In the 2021 Winter Semester, enrollment is up by 3%.
Typically, enrollment will increase in the fall and stay the same or decrease in the winter.
The total number of students currently enrolled is 2,380, which is up from 2,312 compared to the 2020 Fall Semester.
MCCC ranks third in year-over-year enrollment among all Michigan community colleges, when for the past 10 years, it ranked 19th.
The Future for Frontliners program, a statewide program that provides free tuition for essential workers, contributed 55% of the college’s enrollment growth.
Joe Verkennes, director of Marketing and Communications, said he had to abruptly change his plans for marketing to accommodate the new program.
Verkennes estimates $15,000-$20,000 twas spent on creating and distributing yard signs and flyers, email campaigns, direct mail and adding a Future for Frontliners section on the MCCC website.
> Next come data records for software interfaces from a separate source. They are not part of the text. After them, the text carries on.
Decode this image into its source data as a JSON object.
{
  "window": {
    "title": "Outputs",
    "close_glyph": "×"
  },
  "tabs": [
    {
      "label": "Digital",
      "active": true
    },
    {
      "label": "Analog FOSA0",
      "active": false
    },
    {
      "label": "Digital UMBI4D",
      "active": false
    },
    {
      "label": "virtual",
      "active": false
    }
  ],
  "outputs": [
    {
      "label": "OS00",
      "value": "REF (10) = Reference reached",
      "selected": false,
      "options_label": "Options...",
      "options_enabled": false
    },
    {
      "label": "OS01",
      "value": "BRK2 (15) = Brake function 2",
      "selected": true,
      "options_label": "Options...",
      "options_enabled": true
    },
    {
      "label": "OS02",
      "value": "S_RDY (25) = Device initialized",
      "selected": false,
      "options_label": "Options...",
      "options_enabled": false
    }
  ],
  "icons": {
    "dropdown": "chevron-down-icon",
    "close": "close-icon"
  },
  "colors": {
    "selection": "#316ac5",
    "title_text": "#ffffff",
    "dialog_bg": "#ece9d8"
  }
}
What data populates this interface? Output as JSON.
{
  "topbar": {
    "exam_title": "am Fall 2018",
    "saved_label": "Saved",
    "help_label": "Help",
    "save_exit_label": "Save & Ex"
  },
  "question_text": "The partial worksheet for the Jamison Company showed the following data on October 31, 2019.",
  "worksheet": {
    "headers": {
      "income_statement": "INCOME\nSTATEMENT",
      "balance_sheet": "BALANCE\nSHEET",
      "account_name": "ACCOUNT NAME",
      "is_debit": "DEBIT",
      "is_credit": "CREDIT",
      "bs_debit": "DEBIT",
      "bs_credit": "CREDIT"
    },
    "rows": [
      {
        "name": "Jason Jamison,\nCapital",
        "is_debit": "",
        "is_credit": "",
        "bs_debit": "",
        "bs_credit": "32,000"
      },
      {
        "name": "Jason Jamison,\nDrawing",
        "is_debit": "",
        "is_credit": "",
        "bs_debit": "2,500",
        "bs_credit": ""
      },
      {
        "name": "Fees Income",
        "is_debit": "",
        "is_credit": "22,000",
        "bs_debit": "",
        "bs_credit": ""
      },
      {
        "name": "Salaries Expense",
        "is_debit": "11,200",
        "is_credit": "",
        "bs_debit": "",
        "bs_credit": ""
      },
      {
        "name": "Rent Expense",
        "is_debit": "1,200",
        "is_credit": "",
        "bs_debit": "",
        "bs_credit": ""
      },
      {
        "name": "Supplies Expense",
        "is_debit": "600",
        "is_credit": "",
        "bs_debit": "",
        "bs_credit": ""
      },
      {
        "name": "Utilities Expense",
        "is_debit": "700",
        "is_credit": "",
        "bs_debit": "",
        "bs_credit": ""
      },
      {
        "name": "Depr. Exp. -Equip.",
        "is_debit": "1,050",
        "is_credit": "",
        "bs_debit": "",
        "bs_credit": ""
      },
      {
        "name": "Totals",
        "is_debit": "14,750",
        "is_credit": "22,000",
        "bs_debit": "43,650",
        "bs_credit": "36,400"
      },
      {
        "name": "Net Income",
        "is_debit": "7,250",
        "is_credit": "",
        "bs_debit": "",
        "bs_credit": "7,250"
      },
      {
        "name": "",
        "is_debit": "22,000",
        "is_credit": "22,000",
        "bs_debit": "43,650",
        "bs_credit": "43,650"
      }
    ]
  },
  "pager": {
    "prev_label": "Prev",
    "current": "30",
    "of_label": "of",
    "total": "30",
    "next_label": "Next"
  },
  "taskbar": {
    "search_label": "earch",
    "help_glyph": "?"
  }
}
The Office of Admissions & Guidance Services, Registrar’s Office and Financial Aid Office reached out to an estimated 2,000-4,000 people who were eligible for Future for Frontliners through various medias, said Scott Behrens, vice president of Enrollment Management and Student Success.
“The Marketing and Communications departments really play a role in getting the messages out to the masses,” Verkennes said.
Behrens said their goal was to emphasize that MCCC faculty are here to help students achieve their goals.
They also partnered with over 300 businesses in Monroe to find people who were eligible for Future for Frontliners.
Behrens said late-start classes have also helped to increase enrollment.
The deadline for Future for Frontliners was Dec. 31, 2020, and it took several weeks for the state to process applications. People were unable to enroll in classes at the beginning of the semester.
Kevin Cooper, dean of Science and Mathematics Division and interim dean of Humanities and Social Sciences, and his academic team helped coordinate late-start classes so Future for Frontliners applicants could still enroll in the Winter Semester.
Behrens uses the Winter Enrollment Report to understand which students need more support and encouragement.
From the 2020 Winter Semester to the 2021 Winter Semester, the number of continuing students is down by 12.4%. Additionally, male students are not enrolling at the same rate as female students.
Of the 12.4%, Winter Semester enrollment of male students is down by 11.4% In particular, it is part-time male students and minority male students who are dropping out or not enrolling.
To combat this, Behrens said MCCC will put a focus on maintaining students once they are enrolled.
MCCC plans to find ways to further engage Monroe’s minority population.
Ryan Rafko, director of Admissions and Guidance Services, said the Winter Enrollment Report is valuable because it allows him to provide information about student demographics to MCCC stakeholders.
The upcoming Summer Semester will be MCCC’s next focus for enrollment, Rafko said.
He predicts that there will be more classes offered than the 2020 Summer Semester, which was severely impacted by COVID-19.
Rafko also said MCCC will continue to promote the Future for Frontliners program as well as the Michigan Reconnect program, which is a statewide program that offers free community college tuition to Michigan residents over the age of 25.
“We’re getting education in the hands of the people in Monroe who truly need it,” Behrens said. “There’s no better equalizer than education.”